According to the report, the gap between ethernet and wifi performance in the UK has widened by 11.6% in the last year, with wifi now clocking in at 29.8% of ethernet speeds. Globally, the range is between 30-40%. Although ISPs in advanced fixed broadband markets are in the process of offering more advanced wifi routers and mesh networks, the report states that more needs to be done.

Adoption of newer wifi technology standards is essential for performance improvements. However, the report reveals that older generations of wifi 4 and wifi 5 remain dominant globally, while wifi 6 represents under 10% of the installation base as of February 2023. There were very few wifi 7 samples.

ISPs are the main driver behind the adoption of new wifi standards, according to another cited report. In terms of which regions are successful in rolling out wifi 6, Asia led the way with China and Hong Kong recording 42% adoption, followed by Singapore with 37%. North America showed the next highest adoption levels, with the US and Canada recording 32% and 30% respectively.
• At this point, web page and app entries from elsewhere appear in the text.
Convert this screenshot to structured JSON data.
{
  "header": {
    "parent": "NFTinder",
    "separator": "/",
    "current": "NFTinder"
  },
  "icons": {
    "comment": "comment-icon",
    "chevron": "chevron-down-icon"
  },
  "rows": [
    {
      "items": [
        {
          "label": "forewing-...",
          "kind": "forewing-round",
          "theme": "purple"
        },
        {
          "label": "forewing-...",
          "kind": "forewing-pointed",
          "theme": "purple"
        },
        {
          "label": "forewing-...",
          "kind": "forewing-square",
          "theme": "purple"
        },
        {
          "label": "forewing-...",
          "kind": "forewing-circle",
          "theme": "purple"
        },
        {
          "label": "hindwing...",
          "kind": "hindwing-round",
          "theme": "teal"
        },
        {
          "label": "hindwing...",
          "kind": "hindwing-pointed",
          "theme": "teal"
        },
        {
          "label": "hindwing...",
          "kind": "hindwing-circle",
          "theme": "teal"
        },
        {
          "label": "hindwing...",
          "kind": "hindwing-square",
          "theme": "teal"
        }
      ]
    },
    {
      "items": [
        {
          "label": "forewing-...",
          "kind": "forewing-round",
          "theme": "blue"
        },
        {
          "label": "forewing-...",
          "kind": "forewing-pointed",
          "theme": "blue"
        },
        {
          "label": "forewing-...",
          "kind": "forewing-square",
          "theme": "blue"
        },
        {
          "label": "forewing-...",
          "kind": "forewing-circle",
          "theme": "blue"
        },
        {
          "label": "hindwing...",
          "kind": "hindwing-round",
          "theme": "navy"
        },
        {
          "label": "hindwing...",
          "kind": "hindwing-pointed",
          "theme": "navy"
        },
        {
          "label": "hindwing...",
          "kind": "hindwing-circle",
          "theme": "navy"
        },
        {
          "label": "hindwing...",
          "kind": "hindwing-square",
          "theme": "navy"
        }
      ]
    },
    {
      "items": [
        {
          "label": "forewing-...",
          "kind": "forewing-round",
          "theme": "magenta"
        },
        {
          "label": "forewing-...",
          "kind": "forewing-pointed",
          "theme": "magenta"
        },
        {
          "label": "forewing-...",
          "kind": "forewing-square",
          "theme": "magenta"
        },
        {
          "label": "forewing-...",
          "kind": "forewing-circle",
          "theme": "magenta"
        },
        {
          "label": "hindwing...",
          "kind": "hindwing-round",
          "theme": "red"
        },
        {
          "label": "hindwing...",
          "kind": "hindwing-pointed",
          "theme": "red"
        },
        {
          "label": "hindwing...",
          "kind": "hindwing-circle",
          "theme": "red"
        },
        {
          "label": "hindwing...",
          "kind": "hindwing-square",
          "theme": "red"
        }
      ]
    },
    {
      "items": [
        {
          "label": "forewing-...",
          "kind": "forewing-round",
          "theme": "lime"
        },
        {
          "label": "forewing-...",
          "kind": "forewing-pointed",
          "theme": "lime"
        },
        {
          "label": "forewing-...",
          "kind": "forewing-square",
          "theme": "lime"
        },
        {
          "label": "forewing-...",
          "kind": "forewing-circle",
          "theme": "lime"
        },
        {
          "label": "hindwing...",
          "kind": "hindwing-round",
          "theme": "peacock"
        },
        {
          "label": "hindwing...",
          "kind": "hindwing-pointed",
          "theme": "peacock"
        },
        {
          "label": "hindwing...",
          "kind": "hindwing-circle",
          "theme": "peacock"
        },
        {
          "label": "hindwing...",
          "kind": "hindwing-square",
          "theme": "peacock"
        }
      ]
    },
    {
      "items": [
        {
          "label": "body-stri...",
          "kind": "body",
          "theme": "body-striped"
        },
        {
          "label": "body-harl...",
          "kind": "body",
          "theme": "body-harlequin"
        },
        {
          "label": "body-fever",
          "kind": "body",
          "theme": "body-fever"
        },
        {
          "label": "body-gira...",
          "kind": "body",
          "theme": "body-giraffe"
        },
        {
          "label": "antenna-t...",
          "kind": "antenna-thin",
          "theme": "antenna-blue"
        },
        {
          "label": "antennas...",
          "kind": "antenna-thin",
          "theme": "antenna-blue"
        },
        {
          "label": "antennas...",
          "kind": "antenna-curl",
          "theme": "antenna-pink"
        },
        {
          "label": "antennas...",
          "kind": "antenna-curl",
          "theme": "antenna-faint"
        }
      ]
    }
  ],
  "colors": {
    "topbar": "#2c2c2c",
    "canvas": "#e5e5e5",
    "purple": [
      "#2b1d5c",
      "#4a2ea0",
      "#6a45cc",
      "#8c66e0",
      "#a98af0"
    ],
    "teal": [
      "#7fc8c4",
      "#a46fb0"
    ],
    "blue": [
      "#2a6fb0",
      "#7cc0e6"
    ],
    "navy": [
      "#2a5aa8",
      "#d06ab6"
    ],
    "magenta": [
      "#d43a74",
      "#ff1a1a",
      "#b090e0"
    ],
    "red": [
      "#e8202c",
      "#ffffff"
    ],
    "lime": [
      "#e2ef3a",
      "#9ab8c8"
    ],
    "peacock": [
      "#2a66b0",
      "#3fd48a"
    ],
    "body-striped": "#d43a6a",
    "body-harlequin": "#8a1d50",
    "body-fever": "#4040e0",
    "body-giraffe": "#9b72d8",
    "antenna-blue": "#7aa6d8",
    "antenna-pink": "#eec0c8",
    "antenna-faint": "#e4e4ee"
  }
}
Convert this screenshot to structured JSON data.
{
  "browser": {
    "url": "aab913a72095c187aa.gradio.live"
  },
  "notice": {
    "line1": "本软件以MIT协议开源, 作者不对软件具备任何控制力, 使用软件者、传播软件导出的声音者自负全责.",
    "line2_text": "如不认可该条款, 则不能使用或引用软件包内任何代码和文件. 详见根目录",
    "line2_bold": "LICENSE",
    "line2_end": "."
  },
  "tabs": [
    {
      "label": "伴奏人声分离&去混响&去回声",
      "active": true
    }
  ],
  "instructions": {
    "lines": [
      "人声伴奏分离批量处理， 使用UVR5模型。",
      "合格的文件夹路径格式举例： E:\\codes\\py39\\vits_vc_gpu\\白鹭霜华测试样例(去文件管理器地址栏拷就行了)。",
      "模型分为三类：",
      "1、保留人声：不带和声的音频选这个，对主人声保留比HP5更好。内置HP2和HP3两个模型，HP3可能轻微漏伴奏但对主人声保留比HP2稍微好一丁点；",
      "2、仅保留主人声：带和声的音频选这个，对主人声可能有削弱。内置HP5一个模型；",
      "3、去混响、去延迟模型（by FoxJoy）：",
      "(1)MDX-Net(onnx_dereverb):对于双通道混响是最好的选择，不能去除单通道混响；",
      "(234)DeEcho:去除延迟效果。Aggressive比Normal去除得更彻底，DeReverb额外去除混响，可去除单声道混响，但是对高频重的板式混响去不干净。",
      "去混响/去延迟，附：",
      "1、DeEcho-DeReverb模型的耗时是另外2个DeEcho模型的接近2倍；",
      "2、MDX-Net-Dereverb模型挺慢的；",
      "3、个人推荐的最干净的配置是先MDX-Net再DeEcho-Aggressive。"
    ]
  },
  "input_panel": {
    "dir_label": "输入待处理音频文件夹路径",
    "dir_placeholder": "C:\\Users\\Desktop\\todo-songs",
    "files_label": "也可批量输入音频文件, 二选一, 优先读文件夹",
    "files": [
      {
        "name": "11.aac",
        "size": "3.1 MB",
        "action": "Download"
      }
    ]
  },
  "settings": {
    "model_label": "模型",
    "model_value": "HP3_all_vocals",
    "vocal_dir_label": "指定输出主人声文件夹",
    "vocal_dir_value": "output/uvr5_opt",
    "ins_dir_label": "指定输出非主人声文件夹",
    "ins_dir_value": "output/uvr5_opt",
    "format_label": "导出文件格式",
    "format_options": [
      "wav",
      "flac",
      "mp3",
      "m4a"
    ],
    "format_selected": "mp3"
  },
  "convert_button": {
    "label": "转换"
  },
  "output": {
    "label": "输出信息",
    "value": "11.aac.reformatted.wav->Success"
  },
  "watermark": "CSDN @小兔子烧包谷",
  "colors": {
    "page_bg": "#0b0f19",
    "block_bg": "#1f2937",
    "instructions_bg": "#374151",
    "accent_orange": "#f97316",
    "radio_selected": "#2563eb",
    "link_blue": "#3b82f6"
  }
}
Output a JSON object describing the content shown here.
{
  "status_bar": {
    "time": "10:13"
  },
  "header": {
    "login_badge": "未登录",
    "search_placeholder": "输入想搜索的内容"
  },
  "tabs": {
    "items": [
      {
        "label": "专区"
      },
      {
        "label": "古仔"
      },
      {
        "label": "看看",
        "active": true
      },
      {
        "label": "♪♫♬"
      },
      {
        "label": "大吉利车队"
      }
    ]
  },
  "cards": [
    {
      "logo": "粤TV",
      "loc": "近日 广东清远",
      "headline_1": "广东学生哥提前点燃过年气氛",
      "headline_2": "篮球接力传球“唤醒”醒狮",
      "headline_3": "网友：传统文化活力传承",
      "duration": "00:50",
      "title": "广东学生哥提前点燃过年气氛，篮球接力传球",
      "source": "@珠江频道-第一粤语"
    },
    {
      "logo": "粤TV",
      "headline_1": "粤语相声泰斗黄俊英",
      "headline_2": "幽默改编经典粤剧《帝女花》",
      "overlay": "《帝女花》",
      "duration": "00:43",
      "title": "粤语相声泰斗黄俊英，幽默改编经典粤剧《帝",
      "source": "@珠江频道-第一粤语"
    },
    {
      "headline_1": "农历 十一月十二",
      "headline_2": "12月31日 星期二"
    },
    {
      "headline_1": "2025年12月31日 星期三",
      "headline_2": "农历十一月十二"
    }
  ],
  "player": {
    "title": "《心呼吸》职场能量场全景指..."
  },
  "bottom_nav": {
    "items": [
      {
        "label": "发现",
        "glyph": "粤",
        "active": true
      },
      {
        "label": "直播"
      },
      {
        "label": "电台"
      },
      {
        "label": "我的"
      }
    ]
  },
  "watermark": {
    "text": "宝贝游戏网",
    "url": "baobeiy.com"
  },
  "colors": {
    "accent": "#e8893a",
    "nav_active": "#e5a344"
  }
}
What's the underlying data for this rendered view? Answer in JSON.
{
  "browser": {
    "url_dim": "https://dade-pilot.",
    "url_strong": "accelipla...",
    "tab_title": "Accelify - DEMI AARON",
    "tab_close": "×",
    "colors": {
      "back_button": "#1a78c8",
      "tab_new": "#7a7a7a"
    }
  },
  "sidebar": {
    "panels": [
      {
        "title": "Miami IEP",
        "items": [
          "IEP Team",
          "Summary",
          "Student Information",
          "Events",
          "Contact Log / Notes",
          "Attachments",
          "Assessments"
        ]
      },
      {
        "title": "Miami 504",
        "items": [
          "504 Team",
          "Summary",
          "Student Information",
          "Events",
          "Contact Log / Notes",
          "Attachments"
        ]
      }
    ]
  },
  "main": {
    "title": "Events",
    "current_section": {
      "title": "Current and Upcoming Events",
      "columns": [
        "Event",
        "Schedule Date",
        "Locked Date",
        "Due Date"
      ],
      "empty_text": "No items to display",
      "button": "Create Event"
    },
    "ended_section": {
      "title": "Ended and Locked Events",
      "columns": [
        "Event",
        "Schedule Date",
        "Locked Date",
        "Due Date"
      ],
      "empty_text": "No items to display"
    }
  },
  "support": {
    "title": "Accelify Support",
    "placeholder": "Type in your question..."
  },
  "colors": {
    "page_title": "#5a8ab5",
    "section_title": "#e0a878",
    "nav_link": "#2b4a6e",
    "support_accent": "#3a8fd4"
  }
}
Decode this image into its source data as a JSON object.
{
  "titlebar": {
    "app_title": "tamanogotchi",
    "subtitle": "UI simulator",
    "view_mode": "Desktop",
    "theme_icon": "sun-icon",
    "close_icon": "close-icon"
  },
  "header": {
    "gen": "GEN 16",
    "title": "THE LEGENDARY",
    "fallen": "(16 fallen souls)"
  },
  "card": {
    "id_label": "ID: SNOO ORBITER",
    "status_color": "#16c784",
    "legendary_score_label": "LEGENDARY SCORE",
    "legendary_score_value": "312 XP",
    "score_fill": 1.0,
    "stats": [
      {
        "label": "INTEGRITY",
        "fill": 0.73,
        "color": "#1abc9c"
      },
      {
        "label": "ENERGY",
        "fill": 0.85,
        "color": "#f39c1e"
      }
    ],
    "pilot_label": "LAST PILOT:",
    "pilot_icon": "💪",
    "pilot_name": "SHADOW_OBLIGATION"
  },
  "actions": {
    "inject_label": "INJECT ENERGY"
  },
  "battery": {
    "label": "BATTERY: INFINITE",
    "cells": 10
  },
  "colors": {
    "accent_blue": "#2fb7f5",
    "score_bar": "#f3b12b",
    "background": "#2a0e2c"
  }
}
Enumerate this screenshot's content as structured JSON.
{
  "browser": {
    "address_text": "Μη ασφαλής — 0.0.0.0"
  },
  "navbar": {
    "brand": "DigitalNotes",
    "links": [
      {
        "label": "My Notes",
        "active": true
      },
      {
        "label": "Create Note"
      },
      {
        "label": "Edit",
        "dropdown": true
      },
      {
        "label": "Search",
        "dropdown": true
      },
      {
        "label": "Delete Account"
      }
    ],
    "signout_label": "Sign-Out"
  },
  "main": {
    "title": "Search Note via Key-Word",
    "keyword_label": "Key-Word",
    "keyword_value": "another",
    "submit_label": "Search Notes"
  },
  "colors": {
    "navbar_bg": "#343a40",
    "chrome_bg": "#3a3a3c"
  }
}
European markets fared less favorably, with adoption ranging from 13% in the UK to 24% in Sweden.

The Ookla report underlines the significance of 6 GHz spectrum allocation for capitalizing on the newer generations, stating: “To capture the full performance benefits of Wi-Fi 6E and Wi-Fi 7, countries must allocate 6 GHz spectrum for unlicensed use, therefore allowing Wi-Fi devices to access this higher frequency, higher capacity spectrum, and utilize wider channels.”

The high prices of wifi 7 routers, such as TP-link’s flagship model Archer BE900 retailing at $699.99, are identified as a barrier to entry. Moreover, even the latest high-end phones like the Samsung Galaxy S23 and the Apple iPhone 14 do not yet support wifi 7. As a result, the report suggests that ISPs should prioritize the rollout of Wi-Fi 6/6E among their customer bases rather than leapfrogging to Wi-Fi 7.

In conclusion, the report emphasizes that ISPs need to do more to enhance the customer experience concerning home wifi, primarily through a combination of increased wifi 6 routers and mesh networking products. It is noteworthy that average users, outside of performance-hungry gamers, are not benefiting from the speeds available through their fiber contracts, especially in the UK.